▶ [Problem to work on]
Make an exact copy of all the entries, but do not reproduce the pictures.
[Opening Supplied data section]
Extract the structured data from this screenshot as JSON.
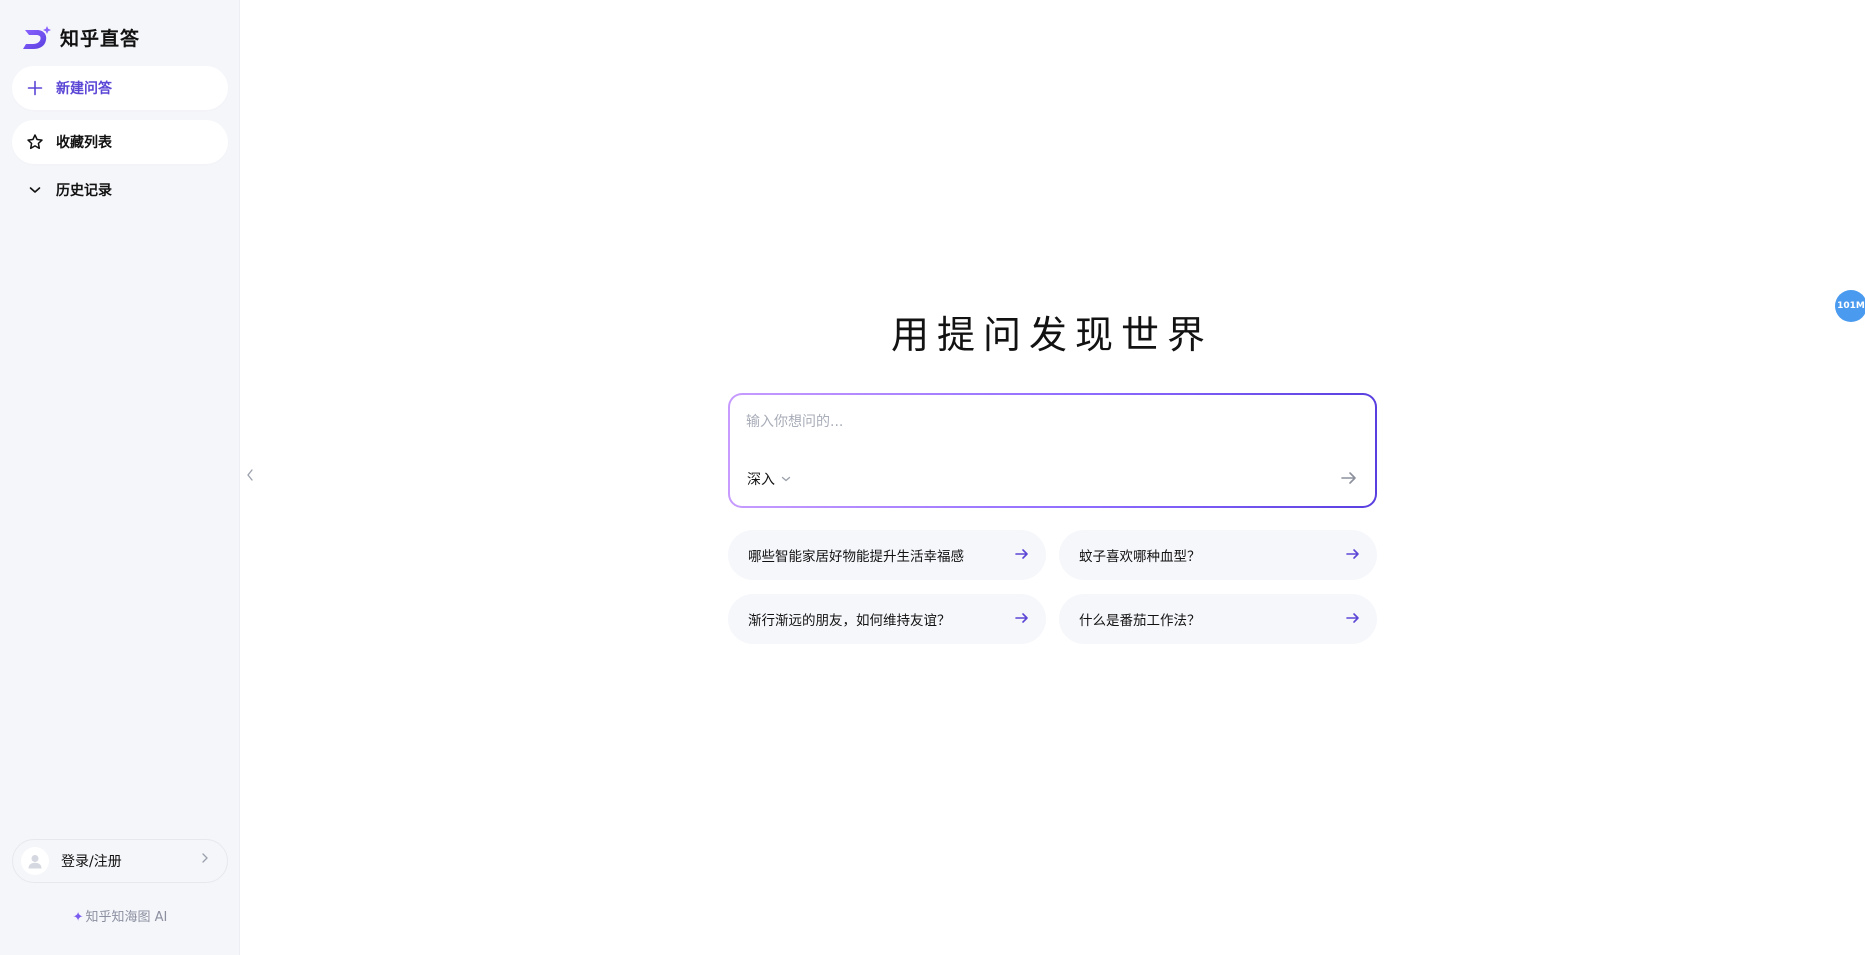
{
  "app": {
    "name": "知乎直答"
  },
  "colors": {
    "accent": "#5b47d6",
    "sidebar_bg": "#f5f6fa",
    "badge": "#4a9bf0"
  },
  "sidebar": {
    "new_chat_label": "新建问答",
    "favorites_label": "收藏列表",
    "history_label": "历史记录",
    "login_label": "登录/注册",
    "footer_brand": "知乎知海图 AI"
  },
  "main": {
    "headline": "用提问发现世界",
    "input": {
      "placeholder": "输入你想问的...",
      "value": ""
    },
    "mode": {
      "selected": "深入"
    },
    "suggestions": [
      "哪些智能家居好物能提升生活幸福感",
      "蚊子喜欢哪种血型？",
      "渐行渐远的朋友，如何维持友谊？",
      "什么是番茄工作法？"
    ]
  },
  "badge": {
    "text": "101M"
  }
}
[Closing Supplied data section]
▶ [Answer to this problem]
Extract the structured data from this screenshot as JSON.
{
  "app": {
    "name": "知乎直答"
  },
  "colors": {
    "accent": "#5b47d6",
    "sidebar_bg": "#f5f6fa",
    "badge": "#4a9bf0"
  },
  "sidebar": {
    "new_chat_label": "新建问答",
    "favorites_label": "收藏列表",
    "history_label": "历史记录",
    "login_label": "登录/注册",
    "footer_brand": "知乎知海图 AI"
  },
  "main": {
    "headline": "用提问发现世界",
    "input": {
      "placeholder": "输入你想问的...",
      "value": ""
    },
    "mode": {
      "selected": "深入"
    },
    "suggestions": [
      "哪些智能家居好物能提升生活幸福感",
      "蚊子喜欢哪种血型？",
      "渐行渐远的朋友，如何维持友谊？",
      "什么是番茄工作法？"
    ]
  },
  "badge": {
    "text": "101M"
  }
}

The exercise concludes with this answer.